The story on the news was about teen violence and the rise in the number of girl-on-girl fights, bullying, violence with weapons, and on and on. Apparently there has been a significant increase in the number of young female offenders in the past few years. Is this is a sign we are becoming a more gender- balanced society when the female jails are as full as the males?

At first I was taken aback and was wondering what happened. When did all this change and what led to it? As a kid I certainly saw my share of fights between my brothers, boys at school, and later years when I worked in pubs there were scraps. One-on-one, not one person being pummelled or kicked by two or three, or more — there was a code I suppose. Always made me uncomfortable and I wanted it to stop.
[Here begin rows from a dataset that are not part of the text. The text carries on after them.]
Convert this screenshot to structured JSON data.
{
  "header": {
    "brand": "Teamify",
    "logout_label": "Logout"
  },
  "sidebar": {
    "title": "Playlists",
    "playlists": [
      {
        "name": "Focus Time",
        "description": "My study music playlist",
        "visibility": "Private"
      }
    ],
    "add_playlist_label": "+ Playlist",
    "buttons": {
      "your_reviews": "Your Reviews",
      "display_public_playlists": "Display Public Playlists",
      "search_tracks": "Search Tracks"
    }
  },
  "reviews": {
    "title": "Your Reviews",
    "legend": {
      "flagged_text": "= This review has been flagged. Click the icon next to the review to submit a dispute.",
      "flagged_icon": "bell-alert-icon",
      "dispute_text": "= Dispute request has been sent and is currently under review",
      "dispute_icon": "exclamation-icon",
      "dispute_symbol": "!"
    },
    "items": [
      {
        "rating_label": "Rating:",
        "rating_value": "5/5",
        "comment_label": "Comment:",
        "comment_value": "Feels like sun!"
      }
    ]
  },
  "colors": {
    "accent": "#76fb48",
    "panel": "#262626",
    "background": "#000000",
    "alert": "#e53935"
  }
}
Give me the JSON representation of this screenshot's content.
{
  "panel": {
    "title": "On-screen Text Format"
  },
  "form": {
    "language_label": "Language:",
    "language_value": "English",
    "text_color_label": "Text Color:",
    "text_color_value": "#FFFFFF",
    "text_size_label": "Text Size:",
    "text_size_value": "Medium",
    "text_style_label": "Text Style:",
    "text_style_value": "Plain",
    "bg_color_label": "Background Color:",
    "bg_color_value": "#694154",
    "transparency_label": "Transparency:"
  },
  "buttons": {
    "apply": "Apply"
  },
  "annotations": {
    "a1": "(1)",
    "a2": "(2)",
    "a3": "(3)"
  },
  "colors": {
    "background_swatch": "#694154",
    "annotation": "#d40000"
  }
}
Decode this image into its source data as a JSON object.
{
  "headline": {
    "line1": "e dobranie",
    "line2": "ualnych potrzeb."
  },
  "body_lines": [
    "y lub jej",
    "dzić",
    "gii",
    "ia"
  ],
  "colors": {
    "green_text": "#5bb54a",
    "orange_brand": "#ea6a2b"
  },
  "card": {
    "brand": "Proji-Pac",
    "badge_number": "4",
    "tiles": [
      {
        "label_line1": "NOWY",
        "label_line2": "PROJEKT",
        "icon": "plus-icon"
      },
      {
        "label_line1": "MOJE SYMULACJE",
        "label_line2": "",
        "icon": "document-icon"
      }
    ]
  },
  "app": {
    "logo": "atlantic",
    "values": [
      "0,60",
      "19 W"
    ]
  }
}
Even watching my sons “go at it,” as the saying goes, made me uneasy. Probably because of a fear of escalation of horrible hurts, of ineffective ways to settle an argument. And in some cases they were pretty stupid reasons for the fight being initiated.

The girls being interviewed on Global spoke of the violence like it was now just part of the culture. Hmm, maybe we need the themes of the ‘60s to come back. Love not war. Give peace a chance.

It is a bit Jekyll and Hyde with accepting that kind of behaviour on your school ground and then wanting peace in Afghanistan. Let’s start at home.

My armchair theory is that I think we have become indifferent to violence because we see so much of it on television, in films, in our media, everywhere. When we hear of a person being killed, are we outraged or do we turn away? The person’s hopes and dreams gone, wiped away.

There are those working with children asking parents to turn off the TV, computers, games and limit the screen time. I think this is good for everybody and I say this as someone who likes to watch TV, as it can be great entertainment, but at what cost when there is no active participation, just information coming in, and whirling away in our brain? The repetitive violent images are having an effect.

The level of violence and bullying with our teens is not just a school problem, it is a community problem, a society problem. We need to react when we see violence, and death, and bullying and not just accept it. Silence is acceptance.  It starts at home, and we work together.  Paying attention, discussing options, peaceful resolution.

On another note, the federal election campaign has started and what makes me cringe here is the negative advertising, much like we have been seeing from the Conservatives for months.

I watched the Junos the other night and there was so much Canadian pride in the room that I expected to hear our national anthem in an acceptance speech. Could the politicians put some of that energy about what makes Canada great into their advertising? Quit the name-calling, bullying and tell us what you can do.

Is Shane Koyczan available, please?